+++ The records

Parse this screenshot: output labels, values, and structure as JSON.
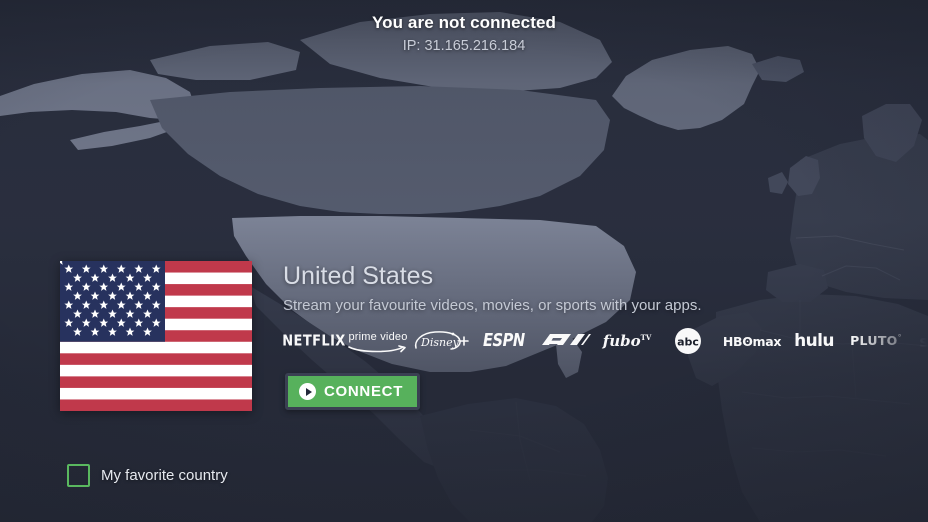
{
  "header": {
    "status_title": "You are not connected",
    "ip_label": "IP: 31.165.216.184"
  },
  "country_card": {
    "flag_icon": "us-flag-icon",
    "name": "United States",
    "tagline": "Stream your favourite videos, movies, or sports with your apps.",
    "services": [
      {
        "id": "netflix",
        "label": "NETFLIX"
      },
      {
        "id": "prime-video",
        "label": "prime video"
      },
      {
        "id": "disney-plus",
        "label": "Disney+"
      },
      {
        "id": "espn",
        "label": "ESPN"
      },
      {
        "id": "f1",
        "label": "F1"
      },
      {
        "id": "fubo-tv",
        "label": "fubo",
        "sup": "TV"
      },
      {
        "id": "abc",
        "label": "abc"
      },
      {
        "id": "hbo-max",
        "label": "HBʘmax"
      },
      {
        "id": "hulu",
        "label": "hulu"
      },
      {
        "id": "pluto-tv",
        "label": "PLUTO",
        "sup": "°"
      },
      {
        "id": "sling-tv",
        "label": "sli"
      }
    ]
  },
  "connect_button": {
    "label": "CONNECT",
    "icon": "play-icon",
    "color": "#57b15c",
    "focus_border": "#3a4052"
  },
  "favorite": {
    "label": "My favorite country",
    "checked": false,
    "accent": "#5ab85f"
  },
  "theme": {
    "background": "#2b3040",
    "land": "#3b4152",
    "land_light": "#7b8296",
    "highlight_country": "#868da1",
    "text_primary": "#ffffff",
    "text_secondary": "#c9cdd8"
  }
}
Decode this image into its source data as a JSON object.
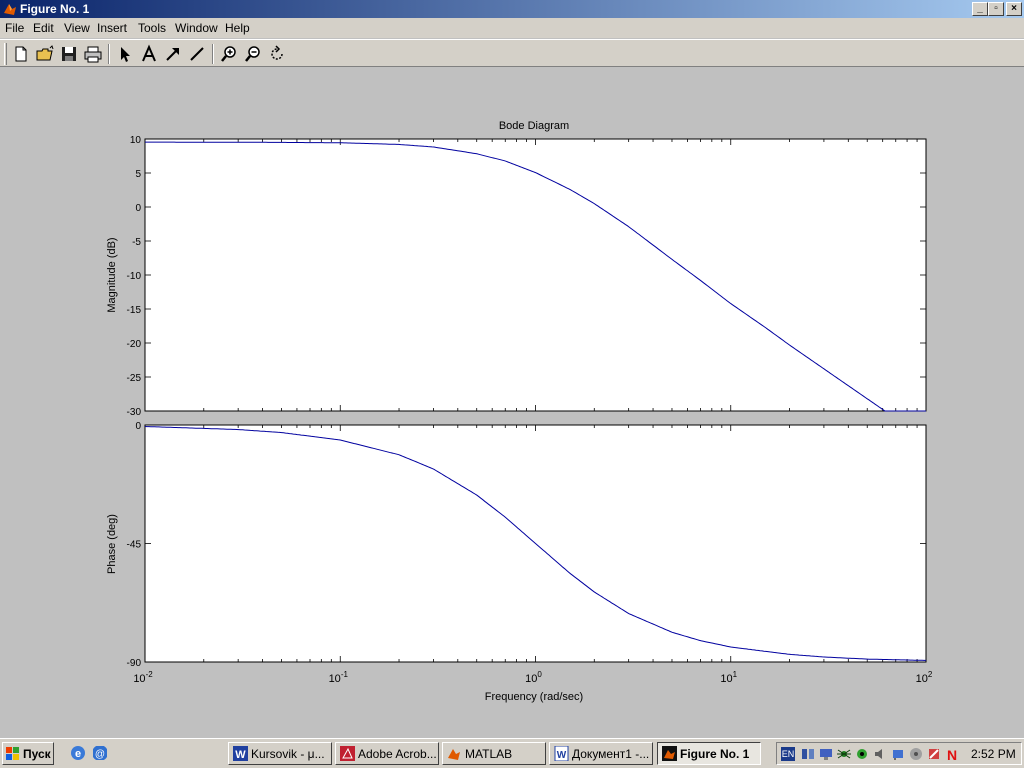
{
  "window": {
    "title": "Figure No. 1",
    "controls": {
      "minimize": "_",
      "maximize": "▫",
      "close": "×"
    }
  },
  "menu": [
    "File",
    "Edit",
    "View",
    "Insert",
    "Tools",
    "Window",
    "Help"
  ],
  "toolbar": [
    "new-file-icon",
    "open-folder-icon",
    "save-icon",
    "print-icon",
    "arrow-select-icon",
    "insert-text-icon",
    "insert-arrow-icon",
    "insert-line-icon",
    "zoom-in-icon",
    "zoom-out-icon",
    "rotate-3d-icon"
  ],
  "chart_data": {
    "type": "line",
    "title": "Bode Diagram",
    "xlabel": "Frequency  (rad/sec)",
    "x_scale": "log",
    "xlim": [
      0.01,
      100
    ],
    "x_ticks": [
      {
        "base": "10",
        "exp": "-2",
        "value": 0.01
      },
      {
        "base": "10",
        "exp": "-1",
        "value": 0.1
      },
      {
        "base": "10",
        "exp": "0",
        "value": 1
      },
      {
        "base": "10",
        "exp": "1",
        "value": 10
      },
      {
        "base": "10",
        "exp": "2",
        "value": 100
      }
    ],
    "line_color": "#00009f",
    "magnitude": {
      "ylabel": "Magnitude (dB)",
      "ylim": [
        -30,
        10
      ],
      "y_ticks": [
        "10",
        "5",
        "0",
        "-5",
        "-10",
        "-15",
        "-20",
        "-25",
        "-30"
      ],
      "x": [
        0.01,
        0.03,
        0.1,
        0.2,
        0.3,
        0.5,
        0.7,
        1,
        1.5,
        2,
        3,
        5,
        7,
        10,
        15,
        20,
        30,
        50,
        70,
        100
      ],
      "y": [
        9.54,
        9.53,
        9.45,
        9.2,
        8.83,
        7.83,
        6.77,
        5.06,
        2.59,
        0.5,
        -2.89,
        -7.7,
        -10.8,
        -14.2,
        -17.7,
        -20.3,
        -23.8,
        -28.2,
        -31.1,
        -34.2
      ]
    },
    "phase": {
      "ylabel": "Phase (deg)",
      "ylim": [
        -90,
        0
      ],
      "y_ticks": [
        "0",
        "-45",
        "-90"
      ],
      "x": [
        0.01,
        0.03,
        0.05,
        0.1,
        0.2,
        0.3,
        0.5,
        0.7,
        1,
        1.5,
        2,
        3,
        5,
        7,
        10,
        20,
        30,
        50,
        100
      ],
      "y": [
        -0.57,
        -1.72,
        -2.86,
        -5.71,
        -11.3,
        -16.7,
        -26.6,
        -35.0,
        -45.0,
        -56.3,
        -63.4,
        -71.6,
        -78.7,
        -81.9,
        -84.3,
        -87.1,
        -88.1,
        -88.9,
        -89.4
      ]
    }
  },
  "taskbar": {
    "start_label": "Пуск",
    "quick_launch": [
      "ie-icon",
      "desktop-icon"
    ],
    "tasks": [
      {
        "label": "Kursovik  - μ...",
        "icon": "word-icon",
        "active": false
      },
      {
        "label": "Adobe Acrob...",
        "icon": "acrobat-icon",
        "active": false
      },
      {
        "label": "MATLAB",
        "icon": "matlab-icon",
        "active": false
      },
      {
        "label": "Документ1 -...",
        "icon": "word-doc-icon",
        "active": false
      },
      {
        "label": "Figure No. 1",
        "icon": "figure-icon",
        "active": true
      }
    ],
    "tray": {
      "lang": "EN",
      "clock": "2:52 PM"
    }
  }
}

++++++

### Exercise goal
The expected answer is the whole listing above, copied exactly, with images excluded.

### Solution for this task
Parse this screenshot: output labels, values, and structure as JSON.
{
  "header": {
    "status_title": "You are not connected",
    "ip_label": "IP: 31.165.216.184"
  },
  "country_card": {
    "flag_icon": "us-flag-icon",
    "name": "United States",
    "tagline": "Stream your favourite videos, movies, or sports with your apps.",
    "services": [
      {
        "id": "netflix",
        "label": "NETFLIX"
      },
      {
        "id": "prime-video",
        "label": "prime video"
      },
      {
        "id": "disney-plus",
        "label": "Disney+"
      },
      {
        "id": "espn",
        "label": "ESPN"
      },
      {
        "id": "f1",
        "label": "F1"
      },
      {
        "id": "fubo-tv",
        "label": "fubo",
        "sup": "TV"
      },
      {
        "id": "abc",
        "label": "abc"
      },
      {
        "id": "hbo-max",
        "label": "HBʘmax"
      },
      {
        "id": "hulu",
        "label": "hulu"
      },
      {
        "id": "pluto-tv",
        "label": "PLUTO",
        "sup": "°"
      },
      {
        "id": "sling-tv",
        "label": "sli"
      }
    ]
  },
  "connect_button": {
    "label": "CONNECT",
    "icon": "play-icon",
    "color": "#57b15c",
    "focus_border": "#3a4052"
  },
  "favorite": {
    "label": "My favorite country",
    "checked": false,
    "accent": "#5ab85f"
  },
  "theme": {
    "background": "#2b3040",
    "land": "#3b4152",
    "land_light": "#7b8296",
    "highlight_country": "#868da1",
    "text_primary": "#ffffff",
    "text_secondary": "#c9cdd8"
  }
}
Decode this image into its source data as a JSON object.
{
  "window": {
    "title": "Figure No. 1",
    "controls": {
      "minimize": "_",
      "maximize": "▫",
      "close": "×"
    }
  },
  "menu": [
    "File",
    "Edit",
    "View",
    "Insert",
    "Tools",
    "Window",
    "Help"
  ],
  "toolbar": [
    "new-file-icon",
    "open-folder-icon",
    "save-icon",
    "print-icon",
    "arrow-select-icon",
    "insert-text-icon",
    "insert-arrow-icon",
    "insert-line-icon",
    "zoom-in-icon",
    "zoom-out-icon",
    "rotate-3d-icon"
  ],
  "chart_data": {
    "type": "line",
    "title": "Bode Diagram",
    "xlabel": "Frequency  (rad/sec)",
    "x_scale": "log",
    "xlim": [
      0.01,
      100
    ],
    "x_ticks": [
      {
        "base": "10",
        "exp": "-2",
        "value": 0.01
      },
      {
        "base": "10",
        "exp": "-1",
        "value": 0.1
      },
      {
        "base": "10",
        "exp": "0",
        "value": 1
      },
      {
        "base": "10",
        "exp": "1",
        "value": 10
      },
      {
        "base": "10",
        "exp": "2",
        "value": 100
      }
    ],
    "line_color": "#00009f",
    "magnitude": {
      "ylabel": "Magnitude (dB)",
      "ylim": [
        -30,
        10
      ],
      "y_ticks": [
        "10",
        "5",
        "0",
        "-5",
        "-10",
        "-15",
        "-20",
        "-25",
        "-30"
      ],
      "x": [
        0.01,
        0.03,
        0.1,
        0.2,
        0.3,
        0.5,
        0.7,
        1,
        1.5,
        2,
        3,
        5,
        7,
        10,
        15,
        20,
        30,
        50,
        70,
        100
      ],
      "y": [
        9.54,
        9.53,
        9.45,
        9.2,
        8.83,
        7.83,
        6.77,
        5.06,
        2.59,
        0.5,
        -2.89,
        -7.7,
        -10.8,
        -14.2,
        -17.7,
        -20.3,
        -23.8,
        -28.2,
        -31.1,
        -34.2
      ]
    },
    "phase": {
      "ylabel": "Phase (deg)",
      "ylim": [
        -90,
        0
      ],
      "y_ticks": [
        "0",
        "-45",
        "-90"
      ],
      "x": [
        0.01,
        0.03,
        0.05,
        0.1,
        0.2,
        0.3,
        0.5,
        0.7,
        1,
        1.5,
        2,
        3,
        5,
        7,
        10,
        20,
        30,
        50,
        100
      ],
      "y": [
        -0.57,
        -1.72,
        -2.86,
        -5.71,
        -11.3,
        -16.7,
        -26.6,
        -35.0,
        -45.0,
        -56.3,
        -63.4,
        -71.6,
        -78.7,
        -81.9,
        -84.3,
        -87.1,
        -88.1,
        -88.9,
        -89.4
      ]
    }
  },
  "taskbar": {
    "start_label": "Пуск",
    "quick_launch": [
      "ie-icon",
      "desktop-icon"
    ],
    "tasks": [
      {
        "label": "Kursovik  - μ...",
        "icon": "word-icon",
        "active": false
      },
      {
        "label": "Adobe Acrob...",
        "icon": "acrobat-icon",
        "active": false
      },
      {
        "label": "MATLAB",
        "icon": "matlab-icon",
        "active": false
      },
      {
        "label": "Документ1 -...",
        "icon": "word-doc-icon",
        "active": false
      },
      {
        "label": "Figure No. 1",
        "icon": "figure-icon",
        "active": true
      }
    ],
    "tray": {
      "lang": "EN",
      "clock": "2:52 PM"
    }
  }
}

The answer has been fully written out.